# [MATERIALS PROVIDED]
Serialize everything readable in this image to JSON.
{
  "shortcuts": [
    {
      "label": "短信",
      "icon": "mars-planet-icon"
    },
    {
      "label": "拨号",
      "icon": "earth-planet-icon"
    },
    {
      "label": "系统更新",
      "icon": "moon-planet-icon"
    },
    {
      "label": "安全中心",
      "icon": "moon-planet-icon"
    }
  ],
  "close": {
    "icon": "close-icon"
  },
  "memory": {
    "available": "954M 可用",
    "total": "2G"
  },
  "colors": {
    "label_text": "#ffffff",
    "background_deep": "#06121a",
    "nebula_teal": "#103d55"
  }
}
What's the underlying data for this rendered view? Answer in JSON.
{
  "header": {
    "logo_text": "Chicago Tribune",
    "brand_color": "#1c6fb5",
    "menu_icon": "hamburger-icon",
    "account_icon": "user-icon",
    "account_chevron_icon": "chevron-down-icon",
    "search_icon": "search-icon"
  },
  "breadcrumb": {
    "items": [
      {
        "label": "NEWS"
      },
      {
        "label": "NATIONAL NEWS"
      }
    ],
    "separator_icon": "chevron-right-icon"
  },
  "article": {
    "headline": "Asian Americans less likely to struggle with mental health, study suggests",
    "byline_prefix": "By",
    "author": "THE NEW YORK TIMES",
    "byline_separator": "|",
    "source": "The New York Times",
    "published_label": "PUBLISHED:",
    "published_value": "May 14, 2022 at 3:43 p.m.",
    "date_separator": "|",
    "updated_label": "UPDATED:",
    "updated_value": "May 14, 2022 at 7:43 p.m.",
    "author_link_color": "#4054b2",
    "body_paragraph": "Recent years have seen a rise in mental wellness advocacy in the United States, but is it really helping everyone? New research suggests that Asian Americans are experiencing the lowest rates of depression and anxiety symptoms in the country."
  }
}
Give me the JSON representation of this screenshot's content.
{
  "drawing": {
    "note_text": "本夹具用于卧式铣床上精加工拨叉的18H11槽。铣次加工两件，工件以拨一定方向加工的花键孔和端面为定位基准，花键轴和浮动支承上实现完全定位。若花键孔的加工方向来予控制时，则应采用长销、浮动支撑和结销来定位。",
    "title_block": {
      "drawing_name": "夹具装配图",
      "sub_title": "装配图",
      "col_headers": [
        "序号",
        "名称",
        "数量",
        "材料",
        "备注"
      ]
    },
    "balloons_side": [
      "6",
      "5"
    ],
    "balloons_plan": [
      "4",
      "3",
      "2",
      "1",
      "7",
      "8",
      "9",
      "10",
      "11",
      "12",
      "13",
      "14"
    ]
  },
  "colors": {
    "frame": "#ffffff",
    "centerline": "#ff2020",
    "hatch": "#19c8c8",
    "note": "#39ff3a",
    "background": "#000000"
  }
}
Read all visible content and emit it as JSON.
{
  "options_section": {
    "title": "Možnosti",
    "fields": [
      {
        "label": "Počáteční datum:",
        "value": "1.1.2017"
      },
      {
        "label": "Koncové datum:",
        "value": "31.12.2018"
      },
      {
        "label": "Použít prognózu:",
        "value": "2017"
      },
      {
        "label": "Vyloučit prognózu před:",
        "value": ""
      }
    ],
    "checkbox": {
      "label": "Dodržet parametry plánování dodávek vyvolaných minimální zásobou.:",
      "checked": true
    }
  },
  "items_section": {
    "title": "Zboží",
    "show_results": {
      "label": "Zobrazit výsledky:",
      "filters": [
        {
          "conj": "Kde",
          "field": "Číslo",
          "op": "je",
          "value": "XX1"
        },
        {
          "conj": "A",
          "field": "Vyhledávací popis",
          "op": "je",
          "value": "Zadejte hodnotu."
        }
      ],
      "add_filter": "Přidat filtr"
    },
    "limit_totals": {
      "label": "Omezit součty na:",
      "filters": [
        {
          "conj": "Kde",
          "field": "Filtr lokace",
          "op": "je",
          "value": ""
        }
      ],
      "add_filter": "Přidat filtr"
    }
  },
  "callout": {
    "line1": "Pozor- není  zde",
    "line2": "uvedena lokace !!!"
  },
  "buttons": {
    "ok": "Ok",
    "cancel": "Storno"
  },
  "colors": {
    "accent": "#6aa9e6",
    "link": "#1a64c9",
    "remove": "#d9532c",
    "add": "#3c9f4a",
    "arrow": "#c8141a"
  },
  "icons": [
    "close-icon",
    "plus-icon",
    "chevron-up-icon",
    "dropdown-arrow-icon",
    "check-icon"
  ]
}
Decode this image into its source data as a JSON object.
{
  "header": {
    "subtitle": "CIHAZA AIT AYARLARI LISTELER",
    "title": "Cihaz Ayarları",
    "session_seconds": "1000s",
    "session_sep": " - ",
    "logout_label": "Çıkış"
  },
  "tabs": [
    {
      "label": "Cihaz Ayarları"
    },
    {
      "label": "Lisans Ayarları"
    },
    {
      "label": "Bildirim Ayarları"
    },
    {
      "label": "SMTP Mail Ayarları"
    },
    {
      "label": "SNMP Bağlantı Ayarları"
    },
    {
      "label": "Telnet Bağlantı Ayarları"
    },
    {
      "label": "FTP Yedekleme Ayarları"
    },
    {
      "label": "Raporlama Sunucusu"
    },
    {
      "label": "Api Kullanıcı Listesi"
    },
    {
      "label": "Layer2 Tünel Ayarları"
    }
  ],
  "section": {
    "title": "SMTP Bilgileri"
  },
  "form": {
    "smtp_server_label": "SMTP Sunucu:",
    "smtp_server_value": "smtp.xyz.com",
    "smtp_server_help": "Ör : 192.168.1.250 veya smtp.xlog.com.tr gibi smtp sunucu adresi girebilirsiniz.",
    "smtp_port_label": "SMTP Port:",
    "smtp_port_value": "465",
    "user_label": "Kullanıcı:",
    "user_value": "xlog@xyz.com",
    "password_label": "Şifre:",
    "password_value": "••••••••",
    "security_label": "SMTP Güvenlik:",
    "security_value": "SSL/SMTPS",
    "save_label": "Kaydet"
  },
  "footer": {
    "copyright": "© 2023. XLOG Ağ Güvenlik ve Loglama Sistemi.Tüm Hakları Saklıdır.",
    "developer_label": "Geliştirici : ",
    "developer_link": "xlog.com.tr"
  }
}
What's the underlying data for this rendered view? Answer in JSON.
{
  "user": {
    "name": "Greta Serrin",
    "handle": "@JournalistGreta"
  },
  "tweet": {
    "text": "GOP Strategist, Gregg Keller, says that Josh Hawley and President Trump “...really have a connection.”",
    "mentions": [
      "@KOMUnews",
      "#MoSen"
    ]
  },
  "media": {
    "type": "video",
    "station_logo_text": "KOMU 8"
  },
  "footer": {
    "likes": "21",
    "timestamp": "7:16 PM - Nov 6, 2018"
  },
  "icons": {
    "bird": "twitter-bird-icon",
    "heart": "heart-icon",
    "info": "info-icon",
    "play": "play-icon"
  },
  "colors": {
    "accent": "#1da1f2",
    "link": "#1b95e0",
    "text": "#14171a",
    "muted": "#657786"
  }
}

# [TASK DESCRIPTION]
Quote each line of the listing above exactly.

# [YOUR RESPONSE]
Serialize everything readable in this image to JSON.
{
  "shortcuts": [
    {
      "label": "短信",
      "icon": "mars-planet-icon"
    },
    {
      "label": "拨号",
      "icon": "earth-planet-icon"
    },
    {
      "label": "系统更新",
      "icon": "moon-planet-icon"
    },
    {
      "label": "安全中心",
      "icon": "moon-planet-icon"
    }
  ],
  "close": {
    "icon": "close-icon"
  },
  "memory": {
    "available": "954M 可用",
    "total": "2G"
  },
  "colors": {
    "label_text": "#ffffff",
    "background_deep": "#06121a",
    "nebula_teal": "#103d55"
  }
}
What's the underlying data for this rendered view? Answer in JSON.
{
  "header": {
    "logo_text": "Chicago Tribune",
    "brand_color": "#1c6fb5",
    "menu_icon": "hamburger-icon",
    "account_icon": "user-icon",
    "account_chevron_icon": "chevron-down-icon",
    "search_icon": "search-icon"
  },
  "breadcrumb": {
    "items": [
      {
        "label": "NEWS"
      },
      {
        "label": "NATIONAL NEWS"
      }
    ],
    "separator_icon": "chevron-right-icon"
  },
  "article": {
    "headline": "Asian Americans less likely to struggle with mental health, study suggests",
    "byline_prefix": "By",
    "author": "THE NEW YORK TIMES",
    "byline_separator": "|",
    "source": "The New York Times",
    "published_label": "PUBLISHED:",
    "published_value": "May 14, 2022 at 3:43 p.m.",
    "date_separator": "|",
    "updated_label": "UPDATED:",
    "updated_value": "May 14, 2022 at 7:43 p.m.",
    "author_link_color": "#4054b2",
    "body_paragraph": "Recent years have seen a rise in mental wellness advocacy in the United States, but is it really helping everyone? New research suggests that Asian Americans are experiencing the lowest rates of depression and anxiety symptoms in the country."
  }
}
Give me the JSON representation of this screenshot's content.
{
  "drawing": {
    "note_text": "本夹具用于卧式铣床上精加工拨叉的18H11槽。铣次加工两件，工件以拨一定方向加工的花键孔和端面为定位基准，花键轴和浮动支承上实现完全定位。若花键孔的加工方向来予控制时，则应采用长销、浮动支撑和结销来定位。",
    "title_block": {
      "drawing_name": "夹具装配图",
      "sub_title": "装配图",
      "col_headers": [
        "序号",
        "名称",
        "数量",
        "材料",
        "备注"
      ]
    },
    "balloons_side": [
      "6",
      "5"
    ],
    "balloons_plan": [
      "4",
      "3",
      "2",
      "1",
      "7",
      "8",
      "9",
      "10",
      "11",
      "12",
      "13",
      "14"
    ]
  },
  "colors": {
    "frame": "#ffffff",
    "centerline": "#ff2020",
    "hatch": "#19c8c8",
    "note": "#39ff3a",
    "background": "#000000"
  }
}
Read all visible content and emit it as JSON.
{
  "options_section": {
    "title": "Možnosti",
    "fields": [
      {
        "label": "Počáteční datum:",
        "value": "1.1.2017"
      },
      {
        "label": "Koncové datum:",
        "value": "31.12.2018"
      },
      {
        "label": "Použít prognózu:",
        "value": "2017"
      },
      {
        "label": "Vyloučit prognózu před:",
        "value": ""
      }
    ],
    "checkbox": {
      "label": "Dodržet parametry plánování dodávek vyvolaných minimální zásobou.:",
      "checked": true
    }
  },
  "items_section": {
    "title": "Zboží",
    "show_results": {
      "label": "Zobrazit výsledky:",
      "filters": [
        {
          "conj": "Kde",
          "field": "Číslo",
          "op": "je",
          "value": "XX1"
        },
        {
          "conj": "A",
          "field": "Vyhledávací popis",
          "op": "je",
          "value": "Zadejte hodnotu."
        }
      ],
      "add_filter": "Přidat filtr"
    },
    "limit_totals": {
      "label": "Omezit součty na:",
      "filters": [
        {
          "conj": "Kde",
          "field": "Filtr lokace",
          "op": "je",
          "value": ""
        }
      ],
      "add_filter": "Přidat filtr"
    }
  },
  "callout": {
    "line1": "Pozor- není  zde",
    "line2": "uvedena lokace !!!"
  },
  "buttons": {
    "ok": "Ok",
    "cancel": "Storno"
  },
  "colors": {
    "accent": "#6aa9e6",
    "link": "#1a64c9",
    "remove": "#d9532c",
    "add": "#3c9f4a",
    "arrow": "#c8141a"
  },
  "icons": [
    "close-icon",
    "plus-icon",
    "chevron-up-icon",
    "dropdown-arrow-icon",
    "check-icon"
  ]
}
Decode this image into its source data as a JSON object.
{
  "header": {
    "subtitle": "CIHAZA AIT AYARLARI LISTELER",
    "title": "Cihaz Ayarları",
    "session_seconds": "1000s",
    "session_sep": " - ",
    "logout_label": "Çıkış"
  },
  "tabs": [
    {
      "label": "Cihaz Ayarları"
    },
    {
      "label": "Lisans Ayarları"
    },
    {
      "label": "Bildirim Ayarları"
    },
    {
      "label": "SMTP Mail Ayarları"
    },
    {
      "label": "SNMP Bağlantı Ayarları"
    },
    {
      "label": "Telnet Bağlantı Ayarları"
    },
    {
      "label": "FTP Yedekleme Ayarları"
    },
    {
      "label": "Raporlama Sunucusu"
    },
    {
      "label": "Api Kullanıcı Listesi"
    },
    {
      "label": "Layer2 Tünel Ayarları"
    }
  ],
  "section": {
    "title": "SMTP Bilgileri"
  },
  "form": {
    "smtp_server_label": "SMTP Sunucu:",
    "smtp_server_value": "smtp.xyz.com",
    "smtp_server_help": "Ör : 192.168.1.250 veya smtp.xlog.com.tr gibi smtp sunucu adresi girebilirsiniz.",
    "smtp_port_label": "SMTP Port:",
    "smtp_port_value": "465",
    "user_label": "Kullanıcı:",
    "user_value": "xlog@xyz.com",
    "password_label": "Şifre:",
    "password_value": "••••••••",
    "security_label": "SMTP Güvenlik:",
    "security_value": "SSL/SMTPS",
    "save_label": "Kaydet"
  },
  "footer": {
    "copyright": "© 2023. XLOG Ağ Güvenlik ve Loglama Sistemi.Tüm Hakları Saklıdır.",
    "developer_label": "Geliştirici : ",
    "developer_link": "xlog.com.tr"
  }
}
What's the underlying data for this rendered view? Answer in JSON.
{
  "user": {
    "name": "Greta Serrin",
    "handle": "@JournalistGreta"
  },
  "tweet": {
    "text": "GOP Strategist, Gregg Keller, says that Josh Hawley and President Trump “...really have a connection.”",
    "mentions": [
      "@KOMUnews",
      "#MoSen"
    ]
  },
  "media": {
    "type": "video",
    "station_logo_text": "KOMU 8"
  },
  "footer": {
    "likes": "21",
    "timestamp": "7:16 PM - Nov 6, 2018"
  },
  "icons": {
    "bird": "twitter-bird-icon",
    "heart": "heart-icon",
    "info": "info-icon",
    "play": "play-icon"
  },
  "colors": {
    "accent": "#1da1f2",
    "link": "#1b95e0",
    "text": "#14171a",
    "muted": "#657786"
  }
}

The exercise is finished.